The trial court's factual determination that Redfern was not guilty of contributory negligence in attempting to open the valve is of course conclusive on appeal unless "clearly erroneous."2
Here, the evidence viewed most favorably to Redfern shows that, although he knew what sea suction valves were and on occasion had observed others open and close them, apparently without incident, he had never operated, or assisted in their operation prior to the time of the accident. There was thus little tending to make the situation he faced appear hazardous. Moreover, his order came from a superior, conceivably a man familiar with the characteristics of such valves and knowledgeable in the manner of their safe operation. While it is true the size of the valve and its refusal to yield to Redfern's initial efforts may be regarded as forecasting harm, still we cannot conclude that its likelihood was so obvious to a man of reasonable prudence as to make the issue one of law.
Appellant's remaining point concerns that portion of the decree awarding Redfern special damages for loss of earnings. Pertinent to the matter are the court's findings that on May 24, 1961, the date of the accident, Redfern "was earning and was capable of earning Four Thousand, Five Hundred Dollars per year," and that he "sustained an actual wage loss * * * of $8,000.00." The evidence showed, without dispute, that Redfern was paid for the entire month of May, 1961 and that he secured steady employment as a bartender beginning about February 1, 1963. Thus, the critical period is from June 1, 1961 through January, 1963, that is one and two-thirds years. Calculated at the annual rate, Redfern's earnings would have amounted to $7,500.00, rather than $8,000.00; additionally, the uncontradicted evidence showed that during the period Redfern was employed on two occasions as a crewman on other vessels where he rendered services for which he received wages amounting to $1,819.66. Redfern urges that the allowance was not excessive, because the court was entitled to include as wages a crewman's board and room, the value of which he argues was a matter of judicial notice.

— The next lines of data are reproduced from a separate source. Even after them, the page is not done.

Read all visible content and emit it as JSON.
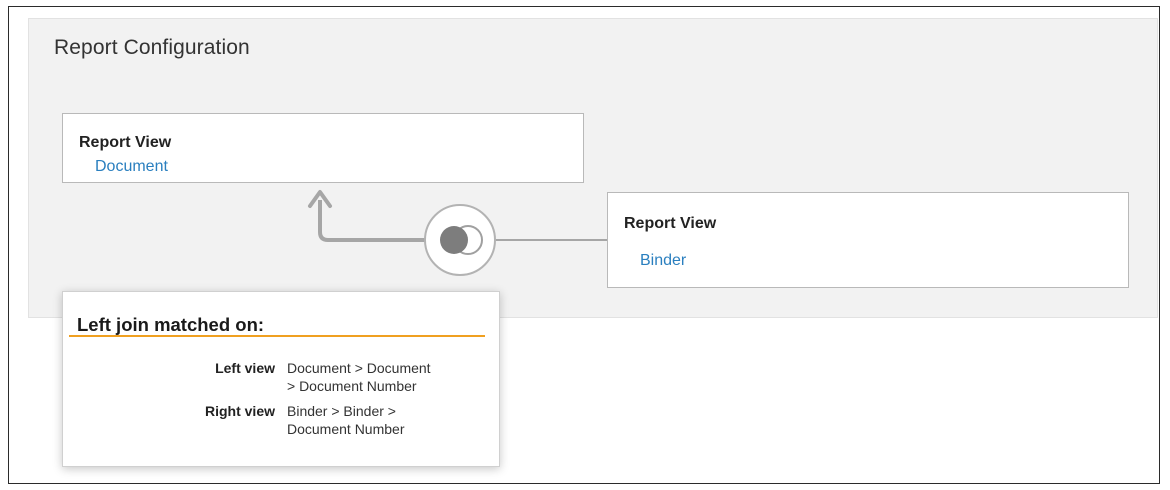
{
  "header": {
    "title": "Report Configuration"
  },
  "left_view": {
    "heading": "Report View",
    "name": "Document"
  },
  "right_view": {
    "heading": "Report View",
    "name": "Binder"
  },
  "join": {
    "icon": "venn-join-icon",
    "popup": {
      "title": "Left join matched on:",
      "left_label": "Left view",
      "left_path_line1": "Document > Document",
      "left_path_line2": "> Document Number",
      "right_label": "Right view",
      "right_path_line1": "Binder > Binder >",
      "right_path_line2": "Document Number"
    }
  },
  "colors": {
    "link": "#2a7fbf",
    "accent_underline": "#f0a020",
    "panel_background": "#f2f2f2"
  }
}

Passing the latter question and disregarding the fact that appellee is attempting to impeach a material finding, we nevertheless can only conclude that the sum allowed was excessive by $2,319.66 ($500.00 + $1,819.66), and that the decree must be modified accordingly.
The $4,500.00 found to represent the annual rate of Redfern's earnings, was clearly a composite, for the evidence was that Redfern's earnings consisted of extras in addition to a fixed monthly base pay which alone would not have amounted to $4,500.00. In this state of the record, we conclude the court granted such extras as it considered were properly allowable, but made an error in computing the total loss.
The decree is modified by reducing damages to $38,158.34 and, as so modified, is affirmed.
No useful purpose would accordingly be served by a discussion of the negligence finding, for as well said by the Fifth Circuit in Clevenger v. Star Fish & Oyster Co., 325 F.2d 397, 402 (5th Cir. 1963) "When the action for unseaworthiness is available, its notion of liability swallows up any notion of maritime negligence, no matter how leniently conceived."
"Contributory negligence is not a defense to a suit brought either under the Jones Act or under the maritime law for injuries attributable to negligently defective equipment. Under both it is ground only for apportionment of the damage * * *" Beadle v. Spencer, 298 U.S. 124, 131, 56 S. Ct. 712, 715, 80 L. Ed. 1082 (1936)